What neither they nor the screenwriters have done is come up with a compelling story. A political allegory along the lines of George Orwell's Animal Farm, Antz waves the flag for individuality as Z first steps out of line and dances with Princess Bala (Sharon Stone) and then goes off with her in search of Insectopia--a perhaps mythical land of milk and honey and other assorted garbage scraps. Meanwhile, General Mandible (Gene Hackman doing George C. Scott doing General Patton doing Benito Mussolini) is carrying out his plan to destroy half the ant colony so that he can turn the other half into a military state with himself as Il Duce. Antz hammers away at its political theme--fascism bad, thinking for yourself good--as if it were a high school civics lesson. Of course, the movie's target audience is largely in grade school.

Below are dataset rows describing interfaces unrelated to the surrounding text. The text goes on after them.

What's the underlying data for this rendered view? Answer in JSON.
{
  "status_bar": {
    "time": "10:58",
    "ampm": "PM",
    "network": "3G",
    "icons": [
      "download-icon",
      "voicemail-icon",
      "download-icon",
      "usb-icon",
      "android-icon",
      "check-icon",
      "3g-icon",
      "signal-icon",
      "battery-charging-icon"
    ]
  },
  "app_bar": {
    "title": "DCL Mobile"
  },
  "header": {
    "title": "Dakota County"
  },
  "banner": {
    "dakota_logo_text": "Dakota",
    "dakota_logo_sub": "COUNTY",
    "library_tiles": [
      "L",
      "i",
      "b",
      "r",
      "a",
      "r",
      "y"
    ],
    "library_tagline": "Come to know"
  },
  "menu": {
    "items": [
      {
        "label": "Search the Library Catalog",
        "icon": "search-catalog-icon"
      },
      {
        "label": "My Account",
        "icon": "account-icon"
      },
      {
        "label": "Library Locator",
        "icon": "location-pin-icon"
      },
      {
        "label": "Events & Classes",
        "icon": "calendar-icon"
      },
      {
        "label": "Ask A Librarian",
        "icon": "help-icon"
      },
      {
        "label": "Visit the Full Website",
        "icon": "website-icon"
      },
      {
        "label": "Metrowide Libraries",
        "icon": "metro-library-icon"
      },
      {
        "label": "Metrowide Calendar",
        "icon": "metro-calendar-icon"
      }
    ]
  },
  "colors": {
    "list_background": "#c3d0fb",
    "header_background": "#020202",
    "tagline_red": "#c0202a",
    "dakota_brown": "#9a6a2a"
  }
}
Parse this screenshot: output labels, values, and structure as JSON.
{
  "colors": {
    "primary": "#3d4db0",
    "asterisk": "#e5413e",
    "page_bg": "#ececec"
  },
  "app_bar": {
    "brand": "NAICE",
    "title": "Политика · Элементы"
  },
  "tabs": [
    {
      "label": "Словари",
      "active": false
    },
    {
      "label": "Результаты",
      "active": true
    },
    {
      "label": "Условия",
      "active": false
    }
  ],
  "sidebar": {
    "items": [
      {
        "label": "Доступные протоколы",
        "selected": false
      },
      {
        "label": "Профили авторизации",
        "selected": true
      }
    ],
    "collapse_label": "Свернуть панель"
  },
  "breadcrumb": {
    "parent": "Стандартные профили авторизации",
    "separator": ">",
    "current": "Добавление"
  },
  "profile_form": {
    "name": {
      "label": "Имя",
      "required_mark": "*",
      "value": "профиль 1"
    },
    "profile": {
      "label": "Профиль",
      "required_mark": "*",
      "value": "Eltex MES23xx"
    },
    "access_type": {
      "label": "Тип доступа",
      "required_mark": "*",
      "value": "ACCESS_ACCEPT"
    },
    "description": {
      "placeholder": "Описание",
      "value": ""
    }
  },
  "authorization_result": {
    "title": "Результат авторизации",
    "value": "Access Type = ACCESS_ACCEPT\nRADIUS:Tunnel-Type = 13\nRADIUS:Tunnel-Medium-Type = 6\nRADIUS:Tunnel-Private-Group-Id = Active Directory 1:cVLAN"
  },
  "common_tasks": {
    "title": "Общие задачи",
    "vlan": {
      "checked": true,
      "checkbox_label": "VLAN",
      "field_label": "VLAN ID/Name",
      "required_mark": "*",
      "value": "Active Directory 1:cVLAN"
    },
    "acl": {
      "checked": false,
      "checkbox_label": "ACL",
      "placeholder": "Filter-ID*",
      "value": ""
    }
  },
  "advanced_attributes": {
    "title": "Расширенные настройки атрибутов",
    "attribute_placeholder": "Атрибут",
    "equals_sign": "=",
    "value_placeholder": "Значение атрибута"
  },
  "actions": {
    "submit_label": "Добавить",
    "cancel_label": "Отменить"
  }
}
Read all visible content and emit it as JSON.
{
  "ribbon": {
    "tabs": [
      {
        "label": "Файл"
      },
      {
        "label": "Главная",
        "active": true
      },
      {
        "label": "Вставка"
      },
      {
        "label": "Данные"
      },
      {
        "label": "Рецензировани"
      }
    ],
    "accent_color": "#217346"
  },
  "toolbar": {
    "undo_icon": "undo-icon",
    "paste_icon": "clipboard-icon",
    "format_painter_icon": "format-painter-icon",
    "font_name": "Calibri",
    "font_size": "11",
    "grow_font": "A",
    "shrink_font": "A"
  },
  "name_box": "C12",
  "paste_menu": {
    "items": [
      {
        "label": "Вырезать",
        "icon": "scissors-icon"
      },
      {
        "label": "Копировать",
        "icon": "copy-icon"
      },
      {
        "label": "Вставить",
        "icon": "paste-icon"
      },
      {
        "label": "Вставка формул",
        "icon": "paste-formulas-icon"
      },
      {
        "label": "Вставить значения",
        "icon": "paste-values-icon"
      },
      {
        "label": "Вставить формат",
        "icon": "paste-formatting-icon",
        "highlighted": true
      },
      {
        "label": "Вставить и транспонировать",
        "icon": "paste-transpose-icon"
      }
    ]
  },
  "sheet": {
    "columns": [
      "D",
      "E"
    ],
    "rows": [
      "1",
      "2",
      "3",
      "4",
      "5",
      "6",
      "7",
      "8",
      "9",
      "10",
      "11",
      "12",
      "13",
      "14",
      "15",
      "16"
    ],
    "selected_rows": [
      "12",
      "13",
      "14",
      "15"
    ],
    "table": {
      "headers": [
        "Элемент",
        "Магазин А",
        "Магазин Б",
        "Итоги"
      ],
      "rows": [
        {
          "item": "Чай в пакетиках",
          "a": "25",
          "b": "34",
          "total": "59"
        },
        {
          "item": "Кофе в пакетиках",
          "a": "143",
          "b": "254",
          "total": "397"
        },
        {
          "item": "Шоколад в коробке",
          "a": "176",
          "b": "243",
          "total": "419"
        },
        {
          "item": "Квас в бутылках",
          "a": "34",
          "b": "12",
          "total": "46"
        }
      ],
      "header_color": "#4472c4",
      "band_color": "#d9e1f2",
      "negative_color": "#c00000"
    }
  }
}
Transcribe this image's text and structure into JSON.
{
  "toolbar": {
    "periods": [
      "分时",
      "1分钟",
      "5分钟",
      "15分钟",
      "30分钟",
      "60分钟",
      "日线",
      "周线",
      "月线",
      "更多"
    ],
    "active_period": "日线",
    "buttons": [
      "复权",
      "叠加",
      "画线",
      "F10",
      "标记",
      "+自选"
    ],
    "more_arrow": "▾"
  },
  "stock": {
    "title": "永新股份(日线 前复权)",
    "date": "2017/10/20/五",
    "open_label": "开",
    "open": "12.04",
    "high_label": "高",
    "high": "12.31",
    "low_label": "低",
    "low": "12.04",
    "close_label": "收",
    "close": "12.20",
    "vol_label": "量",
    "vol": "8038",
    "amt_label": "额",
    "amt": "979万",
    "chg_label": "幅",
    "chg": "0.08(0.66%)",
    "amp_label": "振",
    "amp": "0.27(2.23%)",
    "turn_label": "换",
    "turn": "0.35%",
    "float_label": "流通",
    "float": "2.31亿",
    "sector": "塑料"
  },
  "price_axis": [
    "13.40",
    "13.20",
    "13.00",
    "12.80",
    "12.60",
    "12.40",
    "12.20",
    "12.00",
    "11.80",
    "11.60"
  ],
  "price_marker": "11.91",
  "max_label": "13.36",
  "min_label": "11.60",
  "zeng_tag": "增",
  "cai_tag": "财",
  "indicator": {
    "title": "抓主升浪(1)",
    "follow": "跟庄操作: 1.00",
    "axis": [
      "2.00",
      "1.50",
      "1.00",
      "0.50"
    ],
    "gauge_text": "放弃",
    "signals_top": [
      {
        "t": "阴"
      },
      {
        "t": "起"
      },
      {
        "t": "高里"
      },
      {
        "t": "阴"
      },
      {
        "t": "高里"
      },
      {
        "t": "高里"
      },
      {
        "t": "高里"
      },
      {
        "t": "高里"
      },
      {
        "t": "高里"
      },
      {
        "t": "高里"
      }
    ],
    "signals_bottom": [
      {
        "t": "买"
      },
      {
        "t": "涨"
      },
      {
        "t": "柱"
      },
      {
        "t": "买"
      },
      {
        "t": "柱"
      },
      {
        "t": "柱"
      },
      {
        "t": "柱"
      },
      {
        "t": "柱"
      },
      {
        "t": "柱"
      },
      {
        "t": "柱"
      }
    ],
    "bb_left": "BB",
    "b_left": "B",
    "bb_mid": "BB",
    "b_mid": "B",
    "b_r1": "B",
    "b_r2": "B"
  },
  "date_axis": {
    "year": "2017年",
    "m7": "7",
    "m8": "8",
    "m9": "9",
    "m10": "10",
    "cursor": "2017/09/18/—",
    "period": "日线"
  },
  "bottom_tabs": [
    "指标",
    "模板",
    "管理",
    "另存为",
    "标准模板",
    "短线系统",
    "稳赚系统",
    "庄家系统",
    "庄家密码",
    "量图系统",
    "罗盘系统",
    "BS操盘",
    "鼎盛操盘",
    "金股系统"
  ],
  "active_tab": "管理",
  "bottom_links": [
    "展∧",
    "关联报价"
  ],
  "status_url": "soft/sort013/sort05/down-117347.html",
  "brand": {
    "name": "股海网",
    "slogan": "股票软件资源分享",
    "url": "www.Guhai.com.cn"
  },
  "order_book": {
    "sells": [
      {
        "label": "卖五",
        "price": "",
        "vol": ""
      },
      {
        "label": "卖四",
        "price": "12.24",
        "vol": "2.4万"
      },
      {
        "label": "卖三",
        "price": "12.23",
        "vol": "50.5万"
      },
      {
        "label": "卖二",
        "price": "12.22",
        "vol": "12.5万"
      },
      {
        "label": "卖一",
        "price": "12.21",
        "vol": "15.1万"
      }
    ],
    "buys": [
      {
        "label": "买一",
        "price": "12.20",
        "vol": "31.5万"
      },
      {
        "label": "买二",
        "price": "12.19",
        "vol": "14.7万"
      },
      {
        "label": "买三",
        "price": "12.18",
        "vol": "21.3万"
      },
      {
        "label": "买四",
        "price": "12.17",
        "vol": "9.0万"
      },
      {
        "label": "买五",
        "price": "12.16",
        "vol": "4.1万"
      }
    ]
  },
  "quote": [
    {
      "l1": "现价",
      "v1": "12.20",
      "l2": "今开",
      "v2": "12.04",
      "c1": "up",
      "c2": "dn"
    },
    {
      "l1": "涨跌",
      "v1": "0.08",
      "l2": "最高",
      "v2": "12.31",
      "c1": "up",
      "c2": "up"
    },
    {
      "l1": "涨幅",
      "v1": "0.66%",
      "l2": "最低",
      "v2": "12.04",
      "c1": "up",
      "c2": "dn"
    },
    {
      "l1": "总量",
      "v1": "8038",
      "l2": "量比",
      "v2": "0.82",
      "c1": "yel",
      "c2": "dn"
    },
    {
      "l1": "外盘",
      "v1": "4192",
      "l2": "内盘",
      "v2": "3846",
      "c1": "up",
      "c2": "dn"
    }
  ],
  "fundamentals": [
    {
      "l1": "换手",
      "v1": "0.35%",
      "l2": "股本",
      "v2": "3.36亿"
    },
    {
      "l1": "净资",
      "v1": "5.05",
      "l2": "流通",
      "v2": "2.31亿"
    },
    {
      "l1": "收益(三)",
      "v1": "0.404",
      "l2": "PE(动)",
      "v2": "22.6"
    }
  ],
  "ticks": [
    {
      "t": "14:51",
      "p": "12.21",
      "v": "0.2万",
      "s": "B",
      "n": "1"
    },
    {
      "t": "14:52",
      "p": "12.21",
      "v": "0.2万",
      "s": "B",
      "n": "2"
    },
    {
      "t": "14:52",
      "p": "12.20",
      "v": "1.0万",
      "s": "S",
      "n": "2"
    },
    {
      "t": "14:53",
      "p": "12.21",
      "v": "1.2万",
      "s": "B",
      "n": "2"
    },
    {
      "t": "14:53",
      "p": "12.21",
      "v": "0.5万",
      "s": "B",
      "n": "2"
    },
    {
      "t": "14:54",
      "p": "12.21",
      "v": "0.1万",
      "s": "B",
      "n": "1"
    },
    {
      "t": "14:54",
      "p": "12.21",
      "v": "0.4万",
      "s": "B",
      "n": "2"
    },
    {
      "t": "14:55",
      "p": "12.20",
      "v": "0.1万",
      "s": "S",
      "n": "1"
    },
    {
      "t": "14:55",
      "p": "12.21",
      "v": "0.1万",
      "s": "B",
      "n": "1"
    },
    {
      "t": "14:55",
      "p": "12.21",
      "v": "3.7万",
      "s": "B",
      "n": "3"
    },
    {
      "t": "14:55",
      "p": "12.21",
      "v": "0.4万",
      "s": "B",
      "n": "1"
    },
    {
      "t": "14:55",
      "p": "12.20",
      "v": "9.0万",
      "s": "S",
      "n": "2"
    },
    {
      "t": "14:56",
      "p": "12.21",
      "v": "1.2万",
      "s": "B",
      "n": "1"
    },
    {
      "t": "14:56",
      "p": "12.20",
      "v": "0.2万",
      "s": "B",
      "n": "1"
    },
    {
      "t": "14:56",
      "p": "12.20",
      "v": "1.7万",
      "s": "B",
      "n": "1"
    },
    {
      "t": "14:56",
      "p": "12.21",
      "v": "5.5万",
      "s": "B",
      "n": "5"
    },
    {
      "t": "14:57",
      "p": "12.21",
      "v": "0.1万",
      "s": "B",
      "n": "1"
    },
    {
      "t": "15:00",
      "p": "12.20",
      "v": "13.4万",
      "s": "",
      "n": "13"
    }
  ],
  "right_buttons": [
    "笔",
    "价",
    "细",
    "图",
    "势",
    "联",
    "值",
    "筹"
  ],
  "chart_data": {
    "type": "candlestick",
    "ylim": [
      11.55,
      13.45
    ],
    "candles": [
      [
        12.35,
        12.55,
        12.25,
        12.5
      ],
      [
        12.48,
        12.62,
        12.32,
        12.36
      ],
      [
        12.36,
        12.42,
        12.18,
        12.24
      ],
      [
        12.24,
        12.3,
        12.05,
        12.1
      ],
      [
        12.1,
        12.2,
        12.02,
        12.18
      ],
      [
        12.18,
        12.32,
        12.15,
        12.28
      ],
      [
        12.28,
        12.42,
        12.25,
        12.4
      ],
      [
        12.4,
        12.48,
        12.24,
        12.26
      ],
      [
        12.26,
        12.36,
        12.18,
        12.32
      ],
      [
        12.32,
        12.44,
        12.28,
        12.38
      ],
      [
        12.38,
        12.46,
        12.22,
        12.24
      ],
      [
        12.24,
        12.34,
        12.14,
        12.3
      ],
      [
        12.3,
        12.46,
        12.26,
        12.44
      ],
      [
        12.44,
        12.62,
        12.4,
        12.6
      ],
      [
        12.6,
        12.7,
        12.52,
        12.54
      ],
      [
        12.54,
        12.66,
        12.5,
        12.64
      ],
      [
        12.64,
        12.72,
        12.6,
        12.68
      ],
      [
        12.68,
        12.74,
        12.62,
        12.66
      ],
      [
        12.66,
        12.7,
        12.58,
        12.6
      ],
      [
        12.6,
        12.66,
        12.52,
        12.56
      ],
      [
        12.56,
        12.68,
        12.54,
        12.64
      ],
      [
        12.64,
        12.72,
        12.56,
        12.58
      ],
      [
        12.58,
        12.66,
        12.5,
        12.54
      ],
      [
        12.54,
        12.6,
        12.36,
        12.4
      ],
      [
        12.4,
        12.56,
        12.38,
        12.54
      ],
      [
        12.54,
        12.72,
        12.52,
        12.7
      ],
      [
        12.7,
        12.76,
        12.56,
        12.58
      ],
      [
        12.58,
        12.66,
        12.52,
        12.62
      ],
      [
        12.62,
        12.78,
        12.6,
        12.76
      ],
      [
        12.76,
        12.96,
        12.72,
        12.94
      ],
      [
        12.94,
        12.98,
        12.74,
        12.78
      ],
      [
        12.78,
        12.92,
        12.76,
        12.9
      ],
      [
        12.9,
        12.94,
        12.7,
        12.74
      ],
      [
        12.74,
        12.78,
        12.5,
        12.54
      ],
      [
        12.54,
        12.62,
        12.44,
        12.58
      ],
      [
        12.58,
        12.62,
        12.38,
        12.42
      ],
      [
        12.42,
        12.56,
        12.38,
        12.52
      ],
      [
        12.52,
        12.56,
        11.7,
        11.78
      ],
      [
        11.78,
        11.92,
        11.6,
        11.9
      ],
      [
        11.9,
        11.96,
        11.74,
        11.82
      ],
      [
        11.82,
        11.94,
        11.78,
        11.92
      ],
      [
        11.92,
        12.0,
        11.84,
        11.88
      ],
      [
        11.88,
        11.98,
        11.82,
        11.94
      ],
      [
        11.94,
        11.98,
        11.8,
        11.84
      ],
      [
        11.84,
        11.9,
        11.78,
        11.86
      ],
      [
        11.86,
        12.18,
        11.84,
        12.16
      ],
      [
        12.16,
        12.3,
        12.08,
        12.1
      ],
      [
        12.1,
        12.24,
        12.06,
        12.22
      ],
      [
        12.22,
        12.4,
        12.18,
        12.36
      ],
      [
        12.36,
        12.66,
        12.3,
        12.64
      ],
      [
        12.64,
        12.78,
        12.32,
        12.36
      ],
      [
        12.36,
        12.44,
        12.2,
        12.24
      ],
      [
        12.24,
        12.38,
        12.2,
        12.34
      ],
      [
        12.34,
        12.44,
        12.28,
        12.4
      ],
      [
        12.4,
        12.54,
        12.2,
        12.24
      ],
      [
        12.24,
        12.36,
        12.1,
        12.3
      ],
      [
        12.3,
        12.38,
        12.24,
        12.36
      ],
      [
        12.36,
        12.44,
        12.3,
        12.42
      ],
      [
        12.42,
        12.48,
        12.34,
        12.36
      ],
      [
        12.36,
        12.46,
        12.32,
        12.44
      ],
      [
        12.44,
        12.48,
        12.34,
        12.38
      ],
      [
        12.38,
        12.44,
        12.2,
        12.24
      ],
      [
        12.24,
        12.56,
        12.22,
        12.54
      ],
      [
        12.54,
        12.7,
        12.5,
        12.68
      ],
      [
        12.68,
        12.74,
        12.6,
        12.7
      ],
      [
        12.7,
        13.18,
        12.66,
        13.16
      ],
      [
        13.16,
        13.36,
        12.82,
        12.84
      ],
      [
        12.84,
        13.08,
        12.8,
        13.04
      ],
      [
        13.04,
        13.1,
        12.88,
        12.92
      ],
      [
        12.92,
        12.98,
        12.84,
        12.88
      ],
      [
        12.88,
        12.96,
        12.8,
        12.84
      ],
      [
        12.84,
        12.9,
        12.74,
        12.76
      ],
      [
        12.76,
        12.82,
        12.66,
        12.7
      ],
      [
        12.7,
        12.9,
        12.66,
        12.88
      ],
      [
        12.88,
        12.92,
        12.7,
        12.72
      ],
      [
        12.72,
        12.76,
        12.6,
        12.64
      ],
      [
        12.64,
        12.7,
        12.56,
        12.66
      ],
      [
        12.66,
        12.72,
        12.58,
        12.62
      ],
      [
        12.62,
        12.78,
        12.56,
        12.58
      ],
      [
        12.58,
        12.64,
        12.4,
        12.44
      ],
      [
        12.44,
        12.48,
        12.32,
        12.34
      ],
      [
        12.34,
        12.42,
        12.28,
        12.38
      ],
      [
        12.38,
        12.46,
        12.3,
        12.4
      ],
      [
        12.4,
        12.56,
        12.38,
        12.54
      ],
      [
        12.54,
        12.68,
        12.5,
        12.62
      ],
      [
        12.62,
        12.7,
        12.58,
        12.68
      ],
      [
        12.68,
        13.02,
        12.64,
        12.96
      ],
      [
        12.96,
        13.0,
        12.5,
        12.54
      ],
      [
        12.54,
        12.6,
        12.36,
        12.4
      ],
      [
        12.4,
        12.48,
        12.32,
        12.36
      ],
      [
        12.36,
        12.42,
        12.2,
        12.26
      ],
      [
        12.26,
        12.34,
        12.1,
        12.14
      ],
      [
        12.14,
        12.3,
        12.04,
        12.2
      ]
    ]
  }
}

Or is it? Most of the jokes sail right over the toddlers' heads, landing in the laps of Allen's lifelong fans. Personally, I could have put up with all the Woodyisms, not to mention the teaching and preaching, if the movie simply had more antz in its pantz, more idiosyncrasy. For a salute to nonconformity, it sure likes to color within the lines.